The weather in central Germany might be dismal and grey in the weeks leading up to Christmas, but folks here have long devised a cheery method of warding off the gloom and doom. Starting with the beginning of Advent roughly four weeks before Christmas, locals descend upon even the smallest of town squares, transforming them with fir boughs, festive holiday booths, and sparkly strands of lights. Seemingly overnight, cold and empty streets devoid of shoppers are filled with bustling Christmas markets throbbing with celebration.
Göttingen’s Christmas Market might not be able to compete with the likes of big cities like Berlin, which has 16 separate markets, but it’s still listed as one of the best in Lower Saxony, our region of Germany. Centered around the town’s historic city hall and the famous fountain of the Gänseliesel (Goose Girl), the market radiates outward to neighboring streets, their names lit in banners of decorative lights. Guesthouse Waldhauser, the flat where we’re currently staying, lies so near the end of Johannisstraße that the sights and sounds of the festivities are plainly evident from our upstairs window. Our will power has proven no match for the market’s proximity. We’ve already spent several evenings wandering among the booths, sampling numerous nom noms, and we’ll undoubtedly visit again before it closes down for the season after Christmas.
Sporting a small Ferris wheel and plenty of eats and sweets for sale, it’s not a bad place to bring the young’uns, but the market is clearly aimed at adults.

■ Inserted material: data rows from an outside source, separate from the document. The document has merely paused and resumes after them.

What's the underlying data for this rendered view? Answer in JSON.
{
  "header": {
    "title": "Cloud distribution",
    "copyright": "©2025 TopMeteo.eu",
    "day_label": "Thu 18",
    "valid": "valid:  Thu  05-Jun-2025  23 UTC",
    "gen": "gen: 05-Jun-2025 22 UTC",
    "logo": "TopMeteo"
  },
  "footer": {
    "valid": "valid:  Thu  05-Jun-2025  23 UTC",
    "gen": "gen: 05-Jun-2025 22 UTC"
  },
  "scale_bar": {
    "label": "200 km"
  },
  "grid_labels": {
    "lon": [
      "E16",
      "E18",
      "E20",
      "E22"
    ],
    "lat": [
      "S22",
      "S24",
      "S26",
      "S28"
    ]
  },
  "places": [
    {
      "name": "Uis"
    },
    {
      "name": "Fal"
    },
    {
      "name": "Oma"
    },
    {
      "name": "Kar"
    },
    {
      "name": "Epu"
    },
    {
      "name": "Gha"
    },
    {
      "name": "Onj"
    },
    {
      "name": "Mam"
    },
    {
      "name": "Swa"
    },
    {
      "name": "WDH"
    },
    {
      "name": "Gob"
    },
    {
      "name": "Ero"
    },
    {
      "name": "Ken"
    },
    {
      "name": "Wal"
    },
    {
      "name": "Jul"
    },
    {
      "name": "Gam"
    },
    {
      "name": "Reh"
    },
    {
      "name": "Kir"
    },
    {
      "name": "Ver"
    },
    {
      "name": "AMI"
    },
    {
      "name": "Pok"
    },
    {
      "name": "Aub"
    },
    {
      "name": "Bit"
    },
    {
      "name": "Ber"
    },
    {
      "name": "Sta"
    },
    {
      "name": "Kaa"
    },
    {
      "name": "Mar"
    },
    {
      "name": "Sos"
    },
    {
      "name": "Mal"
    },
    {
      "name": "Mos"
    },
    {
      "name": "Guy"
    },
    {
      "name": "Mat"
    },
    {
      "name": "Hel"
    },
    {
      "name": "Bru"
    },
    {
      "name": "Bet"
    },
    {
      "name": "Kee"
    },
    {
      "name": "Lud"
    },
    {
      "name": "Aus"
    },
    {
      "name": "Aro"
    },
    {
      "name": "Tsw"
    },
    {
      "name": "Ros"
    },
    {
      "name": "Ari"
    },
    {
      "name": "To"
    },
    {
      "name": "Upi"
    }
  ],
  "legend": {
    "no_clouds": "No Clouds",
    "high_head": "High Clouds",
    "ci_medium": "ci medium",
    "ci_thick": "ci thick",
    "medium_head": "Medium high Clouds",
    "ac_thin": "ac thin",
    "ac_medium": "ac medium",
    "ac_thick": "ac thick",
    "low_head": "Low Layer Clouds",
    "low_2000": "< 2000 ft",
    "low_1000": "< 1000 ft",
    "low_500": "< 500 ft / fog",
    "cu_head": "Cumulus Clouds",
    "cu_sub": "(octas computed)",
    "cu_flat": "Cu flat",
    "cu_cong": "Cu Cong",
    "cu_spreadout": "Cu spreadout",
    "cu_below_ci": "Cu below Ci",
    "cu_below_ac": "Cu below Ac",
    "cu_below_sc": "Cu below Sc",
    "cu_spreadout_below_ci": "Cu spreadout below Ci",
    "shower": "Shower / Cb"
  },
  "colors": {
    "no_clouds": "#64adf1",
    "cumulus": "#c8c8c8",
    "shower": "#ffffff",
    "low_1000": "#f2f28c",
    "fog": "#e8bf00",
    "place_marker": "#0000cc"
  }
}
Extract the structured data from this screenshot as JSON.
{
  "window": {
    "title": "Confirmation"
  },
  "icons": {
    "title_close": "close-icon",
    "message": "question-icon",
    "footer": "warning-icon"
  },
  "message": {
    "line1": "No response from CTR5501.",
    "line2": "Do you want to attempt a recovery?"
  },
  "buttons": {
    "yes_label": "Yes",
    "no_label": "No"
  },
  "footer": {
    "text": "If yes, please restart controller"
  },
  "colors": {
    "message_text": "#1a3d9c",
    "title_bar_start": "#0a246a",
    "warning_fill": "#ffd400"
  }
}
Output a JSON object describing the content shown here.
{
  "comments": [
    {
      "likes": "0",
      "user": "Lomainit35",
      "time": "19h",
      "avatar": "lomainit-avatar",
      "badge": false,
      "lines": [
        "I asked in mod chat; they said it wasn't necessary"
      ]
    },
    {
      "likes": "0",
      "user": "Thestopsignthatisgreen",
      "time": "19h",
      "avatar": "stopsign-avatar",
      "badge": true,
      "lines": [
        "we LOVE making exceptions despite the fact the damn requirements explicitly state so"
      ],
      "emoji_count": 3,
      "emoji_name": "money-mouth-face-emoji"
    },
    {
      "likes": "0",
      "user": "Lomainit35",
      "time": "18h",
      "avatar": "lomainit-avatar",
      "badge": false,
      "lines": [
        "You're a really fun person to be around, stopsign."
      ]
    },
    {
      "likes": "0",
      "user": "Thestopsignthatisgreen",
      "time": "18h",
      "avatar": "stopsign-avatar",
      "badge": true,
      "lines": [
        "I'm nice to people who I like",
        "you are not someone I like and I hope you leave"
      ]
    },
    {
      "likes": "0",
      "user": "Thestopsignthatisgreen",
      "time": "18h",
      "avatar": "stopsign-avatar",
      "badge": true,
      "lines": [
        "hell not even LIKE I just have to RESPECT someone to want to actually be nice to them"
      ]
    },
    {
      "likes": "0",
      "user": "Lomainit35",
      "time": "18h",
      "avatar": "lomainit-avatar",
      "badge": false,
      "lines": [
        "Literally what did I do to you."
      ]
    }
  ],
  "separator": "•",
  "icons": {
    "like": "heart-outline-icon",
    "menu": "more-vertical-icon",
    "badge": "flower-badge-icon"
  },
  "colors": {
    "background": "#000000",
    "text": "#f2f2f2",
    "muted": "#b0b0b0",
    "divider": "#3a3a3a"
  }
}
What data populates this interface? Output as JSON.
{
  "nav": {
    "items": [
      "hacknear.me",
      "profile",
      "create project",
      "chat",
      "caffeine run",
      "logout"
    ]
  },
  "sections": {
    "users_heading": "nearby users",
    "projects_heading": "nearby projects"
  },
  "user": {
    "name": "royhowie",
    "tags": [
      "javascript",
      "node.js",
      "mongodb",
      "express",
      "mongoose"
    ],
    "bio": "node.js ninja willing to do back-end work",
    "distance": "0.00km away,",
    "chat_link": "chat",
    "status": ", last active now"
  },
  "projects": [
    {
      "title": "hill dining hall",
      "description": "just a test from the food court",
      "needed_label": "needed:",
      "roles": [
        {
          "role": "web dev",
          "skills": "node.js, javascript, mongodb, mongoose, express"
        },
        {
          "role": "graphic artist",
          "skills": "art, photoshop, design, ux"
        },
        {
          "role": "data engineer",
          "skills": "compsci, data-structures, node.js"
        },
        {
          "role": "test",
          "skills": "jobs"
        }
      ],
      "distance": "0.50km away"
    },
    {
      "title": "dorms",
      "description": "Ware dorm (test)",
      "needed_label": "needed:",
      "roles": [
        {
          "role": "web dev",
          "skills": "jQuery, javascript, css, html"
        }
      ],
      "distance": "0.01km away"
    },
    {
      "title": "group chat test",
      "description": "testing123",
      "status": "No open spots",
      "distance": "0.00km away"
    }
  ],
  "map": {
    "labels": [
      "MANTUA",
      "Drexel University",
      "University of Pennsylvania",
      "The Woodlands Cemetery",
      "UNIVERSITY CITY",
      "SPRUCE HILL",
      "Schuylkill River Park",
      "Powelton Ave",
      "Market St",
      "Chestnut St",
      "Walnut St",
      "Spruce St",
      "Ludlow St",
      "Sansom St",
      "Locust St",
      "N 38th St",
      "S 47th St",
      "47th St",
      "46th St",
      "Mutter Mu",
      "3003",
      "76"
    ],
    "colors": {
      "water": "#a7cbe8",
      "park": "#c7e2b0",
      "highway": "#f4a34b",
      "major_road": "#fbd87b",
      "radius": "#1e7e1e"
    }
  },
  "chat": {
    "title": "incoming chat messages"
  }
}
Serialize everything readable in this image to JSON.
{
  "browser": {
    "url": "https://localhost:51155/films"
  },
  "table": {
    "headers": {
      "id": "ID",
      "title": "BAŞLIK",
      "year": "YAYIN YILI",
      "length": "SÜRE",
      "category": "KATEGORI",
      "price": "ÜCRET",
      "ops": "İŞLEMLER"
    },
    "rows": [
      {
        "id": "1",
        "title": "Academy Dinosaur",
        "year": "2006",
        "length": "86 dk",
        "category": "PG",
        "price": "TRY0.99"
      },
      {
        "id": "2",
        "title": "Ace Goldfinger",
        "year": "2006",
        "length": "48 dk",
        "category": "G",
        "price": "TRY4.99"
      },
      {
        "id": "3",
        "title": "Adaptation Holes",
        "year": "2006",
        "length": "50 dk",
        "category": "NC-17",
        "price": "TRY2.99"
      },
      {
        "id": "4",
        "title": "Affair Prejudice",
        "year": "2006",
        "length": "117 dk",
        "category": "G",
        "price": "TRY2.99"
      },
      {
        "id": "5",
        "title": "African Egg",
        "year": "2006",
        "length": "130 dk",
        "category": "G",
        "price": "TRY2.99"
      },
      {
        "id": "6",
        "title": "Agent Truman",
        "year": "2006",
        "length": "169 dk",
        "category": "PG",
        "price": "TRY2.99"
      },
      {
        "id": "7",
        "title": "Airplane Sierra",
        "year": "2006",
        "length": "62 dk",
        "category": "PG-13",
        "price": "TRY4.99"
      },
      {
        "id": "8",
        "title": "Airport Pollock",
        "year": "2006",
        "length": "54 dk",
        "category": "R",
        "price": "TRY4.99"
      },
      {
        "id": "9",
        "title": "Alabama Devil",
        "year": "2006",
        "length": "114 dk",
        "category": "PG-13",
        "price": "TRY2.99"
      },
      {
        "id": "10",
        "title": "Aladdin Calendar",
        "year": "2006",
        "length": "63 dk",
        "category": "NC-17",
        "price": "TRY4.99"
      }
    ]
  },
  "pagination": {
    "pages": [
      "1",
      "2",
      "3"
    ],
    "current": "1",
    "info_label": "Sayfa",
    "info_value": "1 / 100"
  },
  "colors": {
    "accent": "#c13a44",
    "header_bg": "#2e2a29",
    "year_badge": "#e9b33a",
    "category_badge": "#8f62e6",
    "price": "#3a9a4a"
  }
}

Every other stand seems to be selling glühwein, hot mulled wine typically made with red wine, cinnamon, cloves, and oranges. First introduced to this tasty holiday beverage in Switzerland last December, we’ve discovered that here in Germany, they don’t mess around when it comes to glühwein. Not only can you order the good old-fashioned stuff, but it’s also available with blueberry or cherry wine. Prefer a stiffer drink? Just add a Schuss, or shot, of rum, brandy, or liqueur to put a bit of hair on your chest. If you prefer something strong but sweet, try a Feuerzangenbowle, my personal favorite. A long cube of sugar is soaked in rum, then set afire above a warm glass of glühwein – as the sugar caramelizes, it drips into your glass. The end result is sinfully delicious!
As an American, it’s also a novelty to enjoy a glass of wine openly at a public festival and to be able to amble on home while sipping said beverage. The glasses at the market are all actually glass (no disposable plastic to end up in a landfill), and after paying a small deposit for the glass (1 to 3 euros), you can either get your deposit back when you return the empty glass to any drink stand or you can choose to take the glass home as a souvenir. Each year, the glasses are marked with the date, a distinctive image, and/or the location of the Christmas market. We’ll definitely be starting a collection.
Whether vegan or carnivorous, a lover of salty or sweet, the Göttingen Christmas Market has something for everyone. During every visit so far, I’ve resorted to my favorite: French crêpes. They’re just so good! And for only a couple of euros each, I would gladly eat them every day until I’d worked my way through every topping on the menu. With nutella, vanilla pudding, Grand Marnier, strawberry, and gobs of other fillings, my sweet tooth is insatiable when it comes to crêpes. We also sampled crispy curly fries (obviously, them bein’ taters and all), some tasty Vietnamese noodles, and a dish like a gyro but served with fries instead of pita bread. With so many tasty options, we have absolutely no motivation to cook dinner for ourselves!
Sprinkled among the glühwein stands and food vendors, artists and crafters offer everything from handmade Christmas ornaments, dinnerware made from beautifully swirled wood, horsehair brushes, crocheted clothing, and luxurious sheepskin rugs. Passing a hand-dipped candle shop, we watched as a little boy in his father’s arms carefully dipped his own candle into a vat of warm wax, beaming with pride as he swirled the colors to his liking.
Though we don’t typically buy knickknacks from holiday markets, we do have a tradition of buying a single, special Christmas ornament each year to add to our tree-decorating collection, even during years when we might not have our own tree. This year we found our annual ornament in a shop at the market, along with a much larger rustic pine-cone light for our window. Hopefully one day when we’re back in the States, it’ll grace the window of our log cabin. In the meantime, our temporary guesthouse feels a bit more festive and a bit more like home.